Of all the numbers in Pasco County's proposed budget for the coming fiscal year, one under-the-radar sum is significant for its attempt to get disenfranchised people off the street and back to work. Pinellas-Pasco Public Defender Bob Dillinger wants $125,000 from the county to try to keep drunken homeless people out of jail.
It's a modest amount to duplicate a program that has been successful in Pinellas County. Pasco's budget writers were correct to include Dillinger's request in the proposed $1.2 billion spending plan and commissioners should ensure it remains there during the summer-long budget deliberations that are likely to focus on public safety and transportation costs.
Essentially, Dillinger hopes to turn the drunk and disorderly into sober and employable by diverting inebriated homeless people from the county jail into a treatment center and temporary housing while also providing case management to try to obtain benefits or job training to which they may be entitled.
"We can't arrest our way out of homelessness," Dillinger told county commissioners last month. Indeed. This approach is much more prudent than an earlier county proposal to arrest repeat offenders of the county's panhandling ban — likely some of the same people who could become clients of Dillinger's diversion program.
The target audience is expected to be the portion of west Pasco's homeless population who are chronically inebriated. A 2013 count reported 3,305 people were homeless on any given day in Pasco County, including 815 people — a nearly one-third increase over four years earlier — considered to be chronically homeless because they've been on the street for at least a year or have been homeless four times in a 36-month period.

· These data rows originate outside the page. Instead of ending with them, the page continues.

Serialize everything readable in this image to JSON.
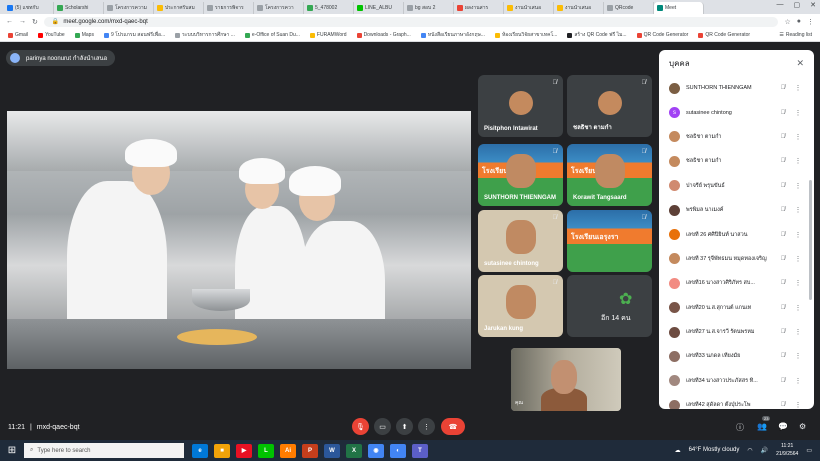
{
  "browser": {
    "tabs": [
      {
        "label": "(5) แชทกับ",
        "color": "#1877f2"
      },
      {
        "label": "Scholarshi",
        "color": "#34a853"
      },
      {
        "label": "โครงการความ",
        "color": "#9aa0a6"
      },
      {
        "label": "ประกาศรับสม",
        "color": "#fbbc04"
      },
      {
        "label": "รายการพิจาร",
        "color": "#9aa0a6"
      },
      {
        "label": "โครงการควา",
        "color": "#9aa0a6"
      },
      {
        "label": "5_478002",
        "color": "#34a853"
      },
      {
        "label": "LINE_ALBU",
        "color": "#00c300"
      },
      {
        "label": "bg สอบ 2",
        "color": "#9aa0a6"
      },
      {
        "label": "ผลงานสาร",
        "color": "#ea4335"
      },
      {
        "label": "งานนำเสนอ",
        "color": "#fbbc04"
      },
      {
        "label": "งานนำเสนอ",
        "color": "#fbbc04"
      },
      {
        "label": "QRcode",
        "color": "#9aa0a6"
      },
      {
        "label": "Meet",
        "color": "#00897b"
      }
    ],
    "url": "meet.google.com/mxd-qaec-bqt",
    "bookmarks": [
      {
        "label": "Gmail",
        "color": "#ea4335"
      },
      {
        "label": "YouTube",
        "color": "#ff0000"
      },
      {
        "label": "Maps",
        "color": "#34a853"
      },
      {
        "label": "9 โปรแกรม สอนฟรีเพื่อ...",
        "color": "#4285f4"
      },
      {
        "label": "ระบบบริหารการศึกษา ...",
        "color": "#9aa0a6"
      },
      {
        "label": "e-Office of Suan Du...",
        "color": "#34a853"
      },
      {
        "label": "FURAMWord",
        "color": "#fbbc04"
      },
      {
        "label": "Downloads - Graph...",
        "color": "#ea4335"
      },
      {
        "label": "หนังสือเรียนภาษาอังกฤษ...",
        "color": "#4285f4"
      },
      {
        "label": "ห้องเรียนวิจัยสาขาเทคโ...",
        "color": "#fbbc04"
      },
      {
        "label": "สร้าง QR Code ฟรี ไม...",
        "color": "#202124"
      },
      {
        "label": "QR Code Generator",
        "color": "#ea4335"
      },
      {
        "label": "QR Code Generator",
        "color": "#ea4335"
      }
    ],
    "reading_list": "Reading list"
  },
  "meet": {
    "presenter_label": "parinya noonurut กำลังนำเสนอ",
    "meeting_code": "mxd-qaec-bqt",
    "time": "11:21",
    "tiles": [
      {
        "name": "Pisitphon Intawirat",
        "kind": "avatar"
      },
      {
        "name": "ชลธิชา ตามกำ",
        "kind": "avatar"
      },
      {
        "name": "SUNTHORN THIENNGAM",
        "kind": "slide",
        "slide_text": "โรงเรียนเอ"
      },
      {
        "name": "Korawit Tangsaard",
        "kind": "slide",
        "slide_text": "โรงเรียนเอ"
      },
      {
        "name": "sutasinee chintong",
        "kind": "face"
      },
      {
        "name": "",
        "kind": "slide",
        "slide_text": "โรงเรียนเอรุงรา"
      },
      {
        "name": "Jarukan kung",
        "kind": "face"
      }
    ],
    "more_count": "อีก 14 คน",
    "self_name": "คุณ",
    "participants_panel": {
      "title": "บุคคล",
      "participants": [
        {
          "name": "SUNTHORN THIENNGAM",
          "color": "#7b5e43"
        },
        {
          "name": "sutasinee chintong",
          "color": "#a142f4",
          "initial": "s"
        },
        {
          "name": "ชลธิชา ตามกำ",
          "color": "#c48a5e"
        },
        {
          "name": "ชลธิชา ตามกำ",
          "color": "#c48a5e"
        },
        {
          "name": "ปาจรีย์ พรุนขันธ์",
          "color": "#d08a70"
        },
        {
          "name": "พรพิมล นาเมงค์",
          "color": "#5d4037"
        },
        {
          "name": "เลขที่ 26 ศศิปิยินท์ นาสวน",
          "color": "#e8710a"
        },
        {
          "name": "เลขที่ 37 รุจีพัทธมน หมุดทองเจริญ",
          "color": "#c48a5e"
        },
        {
          "name": "เลขที่16 นางสาวศิริภัทร สบ...",
          "color": "#f28b82"
        },
        {
          "name": "เลขที่20 น.ส.สุกานต์ แกนเท",
          "color": "#795548"
        },
        {
          "name": "เลขที่27 น.ส.จารวี รัตนพรหม",
          "color": "#6d4c41"
        },
        {
          "name": "เลขที่33 นภดล เที่ยงมัย",
          "color": "#8d6e63"
        },
        {
          "name": "เลขที่34 นางสาวประภัสสร ทิ...",
          "color": "#a1887f"
        },
        {
          "name": "เลขที่42 สุดัลดา ตั้งปุ่ประโพ",
          "color": "#8d6e63"
        }
      ]
    },
    "people_badge": "23"
  },
  "taskbar": {
    "search_placeholder": "Type here to search",
    "weather": "64°F  Mostly cloudy",
    "clock_time": "11:21",
    "clock_date": "21/9/2564",
    "apps": [
      {
        "label": "e",
        "color": "#0078d7"
      },
      {
        "label": "■",
        "color": "#f0a30a"
      },
      {
        "label": "▶",
        "color": "#e81123"
      },
      {
        "label": "L",
        "color": "#00c300"
      },
      {
        "label": "Ai",
        "color": "#ff7c00"
      },
      {
        "label": "P",
        "color": "#c43e1c"
      },
      {
        "label": "W",
        "color": "#2b579a"
      },
      {
        "label": "X",
        "color": "#217346"
      },
      {
        "label": "◉",
        "color": "#4285f4"
      },
      {
        "label": "◐",
        "color": "#4285f4"
      },
      {
        "label": "T",
        "color": "#5b5fc7"
      }
    ]
  }
}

In Pinellas County, Dillinger used a three-year grant to serve 161 homeless people with substance abuse problems and decreased arrests by 96 percent. The up-front costs are more than offset by the annual savings from reducing incarceration, court time, health care and other expenses born by the public. In Pasco County, for instance, it costs the public $56 each day to house an inmate at the county detention center in Land O'Lakes. The estimated annual expense of allowing a homeless person to remain on the street ranges from $35,000 to $150,000 for emergency room visits, criminal justice expenses and other public service costs.

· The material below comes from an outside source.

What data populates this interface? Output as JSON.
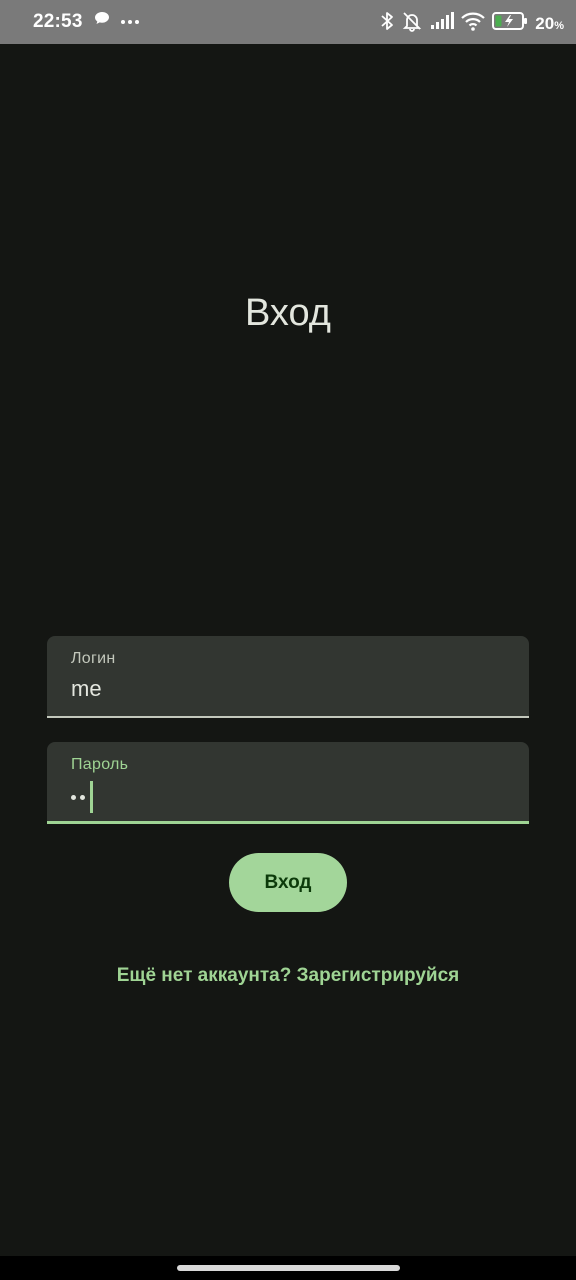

This isn't a new interest for the public defender. Dillinger's office was key in getting a mobile medical mobile unit up and running to serve the Pasco's homeless. It helped 2,240 clients last year, two-thirds of whom would not have had an opportunity to receive treatment if not for the medical van.
Like the mobile medical unit, the public defender's newest budget request for a diversion program is a minimal investment in trying to help Pasco's homeless. Commissioners need to honor that request.